"Every beit midrash wants to present itself independently, separate from the others. That's a result of the division into camps and the various nuances in the religious public," says Rosen. "Every pamphlet represents a particular stream, and the synagogues have become the market square of the religious public. Everyone has to declare that he belongs to a certain school and no other, that he is connected to a certain rabbi and no other, so he sets up a booth in the marketplace and distributes his merchandise free of charge. This is a platform that costs a little money, but it pays off."

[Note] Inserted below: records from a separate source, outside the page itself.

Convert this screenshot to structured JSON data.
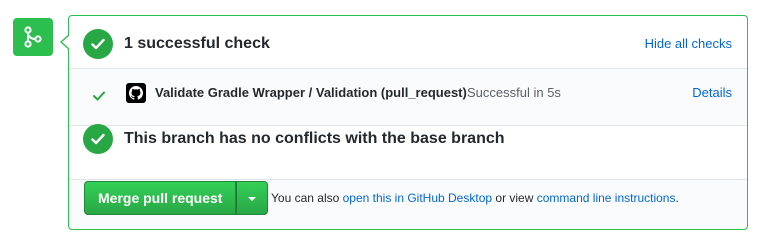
{
  "checks": {
    "heading": "1 successful check",
    "hide_all_label": "Hide all checks",
    "items": [
      {
        "name": "Validate Gradle Wrapper / Validation (pull_request)",
        "status": "Successful in 5s",
        "details_label": "Details"
      }
    ]
  },
  "conflicts": {
    "heading": "This branch has no conflicts with the base branch"
  },
  "merge": {
    "button_label": "Merge pull request",
    "text_prefix": "You can also",
    "desktop_link": "open this in GitHub Desktop",
    "text_middle": "or view",
    "cli_link": "command line instructions",
    "text_suffix": "."
  },
  "colors": {
    "success": "#28a745",
    "brand_green": "#2cbe4e",
    "link": "#0366d6"
  },
  "icons": {
    "merge": "git-merge-icon",
    "check": "check-icon",
    "github": "github-mark-icon",
    "caret": "caret-down-icon"
  }
}
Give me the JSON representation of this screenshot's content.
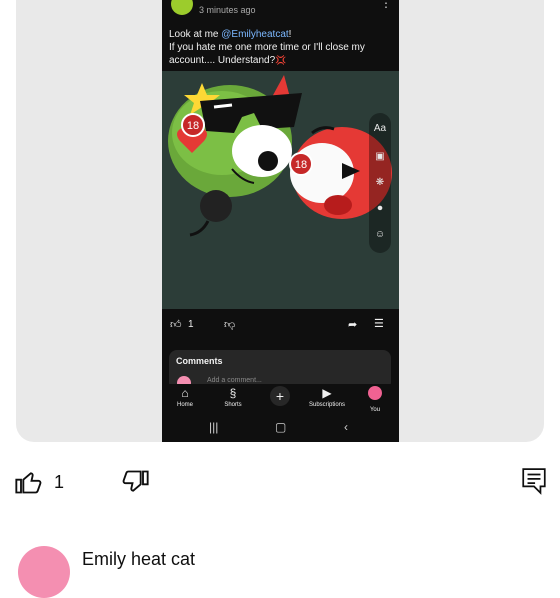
{
  "post": {
    "time": "3 minutes ago",
    "text_prefix": "Look at me ",
    "mention": "@Emilyheatcat",
    "text_suffix": "!",
    "text_line2": "If you hate me one more time or I'll close my account.... Understand?",
    "text_emoji": "💢"
  },
  "editor_tools": {
    "text_tool": "Aa"
  },
  "stickers": {
    "badge1": "18",
    "badge2": "18"
  },
  "actions": {
    "like_count": "1"
  },
  "comments": {
    "title": "Comments",
    "placeholder": "Add a comment..."
  },
  "nav": {
    "items": [
      {
        "label": "Home"
      },
      {
        "label": "Shorts"
      },
      {
        "label": ""
      },
      {
        "label": "Subscriptions"
      },
      {
        "label": "You"
      }
    ]
  },
  "bottom": {
    "like_count": "1"
  },
  "author": {
    "name": "Emily heat cat"
  },
  "colors": {
    "mention": "#7cb8ff",
    "card_bg": "#e9e9e9",
    "phone_bg": "#0f0f0f"
  }
}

The leaflets end up at the collection points for items intended for the geniza (a repository for sacred texts, which must be buried). After all, whether they have been read or whether they are still wrapped in bundles without having been touched, these are "sacred writings" that according to the rabbis cannot be thrown into the garbage or recycling bins. "We used to handle only sacred books and sacred objects," complained one of the workers at the central geniza collection station for Jerusalem. "Today a large percentage of our work is these leaflets." His friend picks up a wrinkled pamphlet from one of the religious circles that he hates, and says angrily: "This? Here there's only heresy; if it were up to me I would flush it down the toilet."